The US’ sudden concern for the states of the former Soviet Union is not, as one might infer from Mr McCain’s words in Kiev, to do with support for freedom or the right of the protesters to protest. Rather, it stems from hard political calculations of the extent – and ambition – of Russia’s power.
Earlier this month, unremarked by most analysts, secretary of state John Kerry touched down in Moldova – the first visit by such a senior US official for more than two decades. (“Touched down” is the right phrase, since Mr Kerry barely stayed for four hours.) The purpose of Mr Kerry’s visit was, as with Mr McCain’s in Ukraine, to put steel into the spine of the West’s supporters in the country. The Kremlin has vigorously opposed Moldova’s signing of a free-trade agreement with the EU. Again as with Ukraine, Russia used economic leverage to try to pressure the country, banning the import of Moldovan wine – Moldova’s largest export to its largest market.
And yet Mr Kerry, as with Mr McCain, offered little except words. And that is the root of the problem with the West’s relationship with the countries of the post-Soviet space. While Russia holds out economic carrots and wields large sticks, the West can offer little except comfort and the promise of more.
The European Union cannot even offer membership – it is convulsed with internal problems, and its largest countries, such as the UK, don’t even want the people of its current members to be allowed free movement. The idea of enlarging the EU to countries with the populations of Ukraine (45 million) or Turkey (75 million) is dim and distant.
In the long run, Europe and the West will probably lose the confrontations over Moldova and Ukraine. If they don’t lose over the headlines – Ukraine’s president may well be replaced by one more open to the EU trade deal – they will likely lose in the details. Russia under Mr Putin is committed to the customs union and enlarging the country’s sphere of influence. The West is merely interested in putting out fires.
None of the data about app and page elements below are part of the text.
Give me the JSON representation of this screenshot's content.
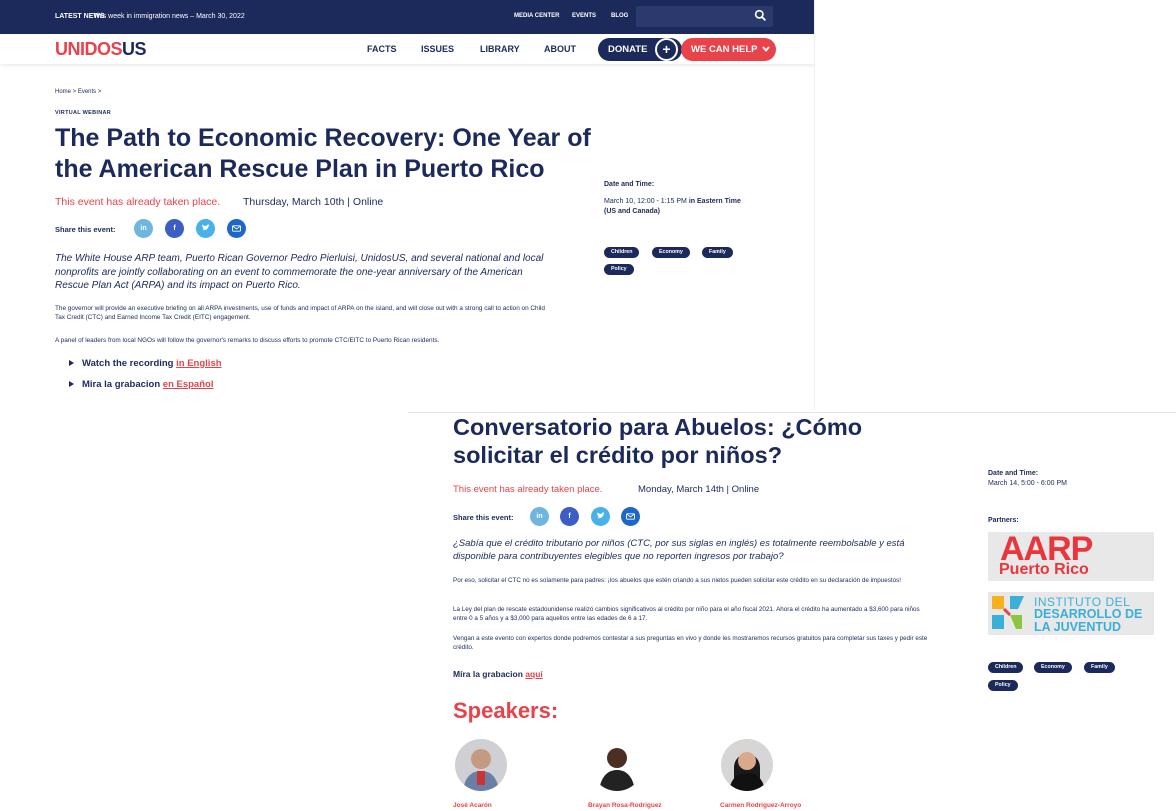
{
  "shot1": {
    "topbar": {
      "news_label": "LATEST NEWS",
      "news_text": "This week in immigration news – March 30, 2022",
      "media_center": "MEDIA CENTER",
      "events": "EVENTS",
      "blog": "BLOG"
    },
    "nav": {
      "logo_uni": "UNI",
      "logo_dos": "DOS",
      "logo_us": "US",
      "facts": "FACTS",
      "issues": "ISSUES",
      "library": "LIBRARY",
      "about": "ABOUT",
      "donate": "DONATE",
      "plus": "+",
      "we_can_help": "WE CAN HELP"
    },
    "breadcrumb": "Home  >  Events  >",
    "eyebrow": "VIRTUAL WEBINAR",
    "title": "The Path to Economic Recovery: One Year of the American Rescue Plan in Puerto Rico",
    "status": "This event has already taken place.",
    "date_line": "Thursday, March 10th   |   Online",
    "share_label": "Share this event:",
    "lede": "The White House ARP team, Puerto Rican Governor Pedro Pierluisi, UnidosUS, and several national and local nonprofits are jointly collaborating on an event to commemorate the one-year anniversary of the American Rescue Plan Act (ARPA) and its impact on Puerto Rico.",
    "para1": "The governor will provide an executive briefing on all ARPA investments, use of funds and impact of ARPA on the island, and will close out with a strong call to action on Child Tax Credit (CTC) and Earned Income Tax Credit (EITC) engagement.",
    "para2": "A panel of leaders from local NGOs will follow the governor's remarks to discuss efforts to promote CTC/EITC to Puerto Rican residents.",
    "watch_prefix": "Watch the recording",
    "watch_link": "in English",
    "mira_prefix": "Mira la grabacion",
    "mira_link": "en Español",
    "side": {
      "date_time_label": "Date and Time:",
      "date_time_value": "March 10, 12:00 - 1:15 PM",
      "date_time_tz": "in Eastern Time",
      "date_time_tz2": "(US and Canada)",
      "tags": [
        "Children",
        "Economy",
        "Family",
        "Policy"
      ]
    }
  },
  "shot2": {
    "title": "Conversatorio para Abuelos: ¿Cómo solicitar el crédito por niños?",
    "status": "This event has already taken place.",
    "date_line": "Monday, March 14th   |   Online",
    "share_label": "Share this event:",
    "lede": "¿Sabía que el crédito tributario por niños (CTC, por sus siglas en inglés) es totalmente reembolsable y está disponible para contribuyentes elegibles que no reporten ingresos por trabajo?",
    "para1": "Por eso, solicitar el CTC no es solamente para padres: ¡los abuelos que estén criando a sus nietos pueden solicitar este crédito en su declaración de impuestos!",
    "para2": "La Ley del plan de rescate estadounidense realizó cambios significativos al crédito por niño para el año fiscal 2021. Ahora el crédito ha aumentado a $3,600 para niños entre 0 a 5 años y a $3,000 para aquellos entre las edades de 6 a 17.",
    "para3": "Vengan a este evento con expertos donde podremos contestar a sus preguntas en vivo y donde les mostraremos recursos gratuitos para completar sus taxes y pedir este crédito.",
    "mira_prefix": "Míra la grabacion",
    "mira_link": "aquí",
    "speakers_heading": "Speakers:",
    "speakers": [
      "José Acarón",
      "Brayan Rosa-Rodriguez",
      "Carmen Rodriguez-Arroyo"
    ],
    "side": {
      "date_time_label": "Date and Time:",
      "date_time_value": "March 14, 5:00 - 6:00 PM",
      "partners_label": "Partners:",
      "aarp_main": "AARP",
      "aarp_sub": "Puerto Rico",
      "inst_line1": "INSTITUTO DEL",
      "inst_line2": "DESARROLLO DE",
      "inst_line3": "LA JUVENTUD",
      "tags": [
        "Children",
        "Economy",
        "Family",
        "Policy"
      ]
    }
  },
  "colors": {
    "navy": "#1b2a5a",
    "red": "#e8424a",
    "linkedin": "#6fb6de",
    "facebook": "#3b5ec4",
    "twitter": "#48b1ea",
    "email": "#1f66c9"
  }
}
This is precisely what happened over Syria. The West had been largely unconcerned with Syria, seeing its place in their calculations of Middle East policy purely in terms of its relevance to Israel. Russia, on the other hand, sees Syria as essential to its influence in the region and, since the mid-2000s, has been steadily expanding its influence in Damascus.
When the uprising became a civil war, Moscow was firmly behind Bashar Al Assad in marked contrast to the US’s relationship with its ally in Cairo, Hosni Mubarak, who was swiftly abandoned.
Slowly, Mr Putin is knitting together the past pieces of the Soviet Union. His display of force in Georgia in 2008 – when Russia bombed the capital Tblisi, with no real response from the West – was only the most forceful of his attempts to draw the former Soviet states back into Russia’s orbit.
Last month, Russia’s man in Tajikistan won another election (“won” might be too strong a word since he was the sole credible candidate) and the month before that the Russian-speaking president of Azerbaijan was re-elected for a third term albeit in a discredited election.
The states of Central Asia still rely on Russia to an enormous extent – millions of their citizens cross the border to work. China, which is also increasing its presence in Central Asia, is a big market but offers comparatively little access to its employment market. The legacy of the Soviet Union, which means many Central Asians speak Russian, still gives the old motherland a pull. China is not likely to replace Russia any time soon.
Similarly, it is true, as Alan Philps argued in these pages last week, that Russia will not replace the United States in the Middle East. But it doesn’t need to. By carving out its zones of influence and defending them fiercely, it is always going to carry more weight in those narrow areas than a global power. When Mr Kerry goes to Moldova, or Mr McCain goes to Ukraine, pro-West politicians in these countries enjoy a brief spell of attention and focus from the superpower. But America is far away, literally and metaphorically. Once the entourage leaves, so, too, does America’s attention – while Russia remains next door, watchful.
The crowds in Kiev’s main square will soon learn the same thing the Syrians shivering in the snow have had to understand: America has many things on its mind, but Russia has only one.
On Twitter: @FaisalAlYafai
Updated: December 16, 2013 04:00 AM